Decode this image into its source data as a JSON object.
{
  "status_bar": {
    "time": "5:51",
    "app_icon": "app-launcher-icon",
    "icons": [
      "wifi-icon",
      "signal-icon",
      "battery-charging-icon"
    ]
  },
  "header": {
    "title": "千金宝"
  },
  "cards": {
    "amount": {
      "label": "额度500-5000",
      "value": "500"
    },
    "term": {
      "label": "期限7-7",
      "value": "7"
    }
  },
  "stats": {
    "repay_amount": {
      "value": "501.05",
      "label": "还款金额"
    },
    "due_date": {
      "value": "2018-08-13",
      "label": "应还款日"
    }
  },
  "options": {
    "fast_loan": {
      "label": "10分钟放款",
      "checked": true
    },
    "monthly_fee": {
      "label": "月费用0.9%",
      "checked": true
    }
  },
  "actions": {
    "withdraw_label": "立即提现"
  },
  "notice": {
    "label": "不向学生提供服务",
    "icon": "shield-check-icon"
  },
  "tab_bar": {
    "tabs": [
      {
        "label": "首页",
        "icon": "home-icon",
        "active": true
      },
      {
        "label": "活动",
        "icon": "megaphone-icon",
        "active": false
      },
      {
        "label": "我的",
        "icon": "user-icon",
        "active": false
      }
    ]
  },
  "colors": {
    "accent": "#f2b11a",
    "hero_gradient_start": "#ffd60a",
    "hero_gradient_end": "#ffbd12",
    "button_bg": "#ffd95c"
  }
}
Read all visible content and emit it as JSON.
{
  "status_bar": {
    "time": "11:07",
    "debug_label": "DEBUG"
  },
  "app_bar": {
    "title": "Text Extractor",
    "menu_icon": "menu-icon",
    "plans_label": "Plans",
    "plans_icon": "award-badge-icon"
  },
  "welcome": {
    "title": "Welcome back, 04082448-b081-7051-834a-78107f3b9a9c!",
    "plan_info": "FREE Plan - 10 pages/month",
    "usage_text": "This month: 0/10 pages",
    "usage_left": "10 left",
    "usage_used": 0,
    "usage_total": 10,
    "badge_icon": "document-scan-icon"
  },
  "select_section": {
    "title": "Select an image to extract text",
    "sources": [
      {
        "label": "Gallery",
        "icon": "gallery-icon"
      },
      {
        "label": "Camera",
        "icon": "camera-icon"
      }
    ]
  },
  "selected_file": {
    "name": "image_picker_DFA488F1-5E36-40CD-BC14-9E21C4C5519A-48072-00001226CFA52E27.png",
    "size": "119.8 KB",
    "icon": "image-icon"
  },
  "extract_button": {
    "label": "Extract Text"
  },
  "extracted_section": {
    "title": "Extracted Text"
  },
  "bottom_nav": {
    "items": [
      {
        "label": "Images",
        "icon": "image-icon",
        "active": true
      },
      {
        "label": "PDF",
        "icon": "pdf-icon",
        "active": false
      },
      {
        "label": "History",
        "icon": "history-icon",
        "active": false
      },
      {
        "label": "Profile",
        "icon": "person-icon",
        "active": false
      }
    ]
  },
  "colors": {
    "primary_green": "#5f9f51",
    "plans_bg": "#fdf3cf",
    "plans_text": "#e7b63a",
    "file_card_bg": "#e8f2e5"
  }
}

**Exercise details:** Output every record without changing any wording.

**Answer section:**
Decode this image into its source data as a JSON object.
{
  "status_bar": {
    "time": "5:51",
    "app_icon": "app-launcher-icon",
    "icons": [
      "wifi-icon",
      "signal-icon",
      "battery-charging-icon"
    ]
  },
  "header": {
    "title": "千金宝"
  },
  "cards": {
    "amount": {
      "label": "额度500-5000",
      "value": "500"
    },
    "term": {
      "label": "期限7-7",
      "value": "7"
    }
  },
  "stats": {
    "repay_amount": {
      "value": "501.05",
      "label": "还款金额"
    },
    "due_date": {
      "value": "2018-08-13",
      "label": "应还款日"
    }
  },
  "options": {
    "fast_loan": {
      "label": "10分钟放款",
      "checked": true
    },
    "monthly_fee": {
      "label": "月费用0.9%",
      "checked": true
    }
  },
  "actions": {
    "withdraw_label": "立即提现"
  },
  "notice": {
    "label": "不向学生提供服务",
    "icon": "shield-check-icon"
  },
  "tab_bar": {
    "tabs": [
      {
        "label": "首页",
        "icon": "home-icon",
        "active": true
      },
      {
        "label": "活动",
        "icon": "megaphone-icon",
        "active": false
      },
      {
        "label": "我的",
        "icon": "user-icon",
        "active": false
      }
    ]
  },
  "colors": {
    "accent": "#f2b11a",
    "hero_gradient_start": "#ffd60a",
    "hero_gradient_end": "#ffbd12",
    "button_bg": "#ffd95c"
  }
}
Read all visible content and emit it as JSON.
{
  "status_bar": {
    "time": "11:07",
    "debug_label": "DEBUG"
  },
  "app_bar": {
    "title": "Text Extractor",
    "menu_icon": "menu-icon",
    "plans_label": "Plans",
    "plans_icon": "award-badge-icon"
  },
  "welcome": {
    "title": "Welcome back, 04082448-b081-7051-834a-78107f3b9a9c!",
    "plan_info": "FREE Plan - 10 pages/month",
    "usage_text": "This month: 0/10 pages",
    "usage_left": "10 left",
    "usage_used": 0,
    "usage_total": 10,
    "badge_icon": "document-scan-icon"
  },
  "select_section": {
    "title": "Select an image to extract text",
    "sources": [
      {
        "label": "Gallery",
        "icon": "gallery-icon"
      },
      {
        "label": "Camera",
        "icon": "camera-icon"
      }
    ]
  },
  "selected_file": {
    "name": "image_picker_DFA488F1-5E36-40CD-BC14-9E21C4C5519A-48072-00001226CFA52E27.png",
    "size": "119.8 KB",
    "icon": "image-icon"
  },
  "extract_button": {
    "label": "Extract Text"
  },
  "extracted_section": {
    "title": "Extracted Text"
  },
  "bottom_nav": {
    "items": [
      {
        "label": "Images",
        "icon": "image-icon",
        "active": true
      },
      {
        "label": "PDF",
        "icon": "pdf-icon",
        "active": false
      },
      {
        "label": "History",
        "icon": "history-icon",
        "active": false
      },
      {
        "label": "Profile",
        "icon": "person-icon",
        "active": false
      }
    ]
  },
  "colors": {
    "primary_green": "#5f9f51",
    "plans_bg": "#fdf3cf",
    "plans_text": "#e7b63a",
    "file_card_bg": "#e8f2e5"
  }
}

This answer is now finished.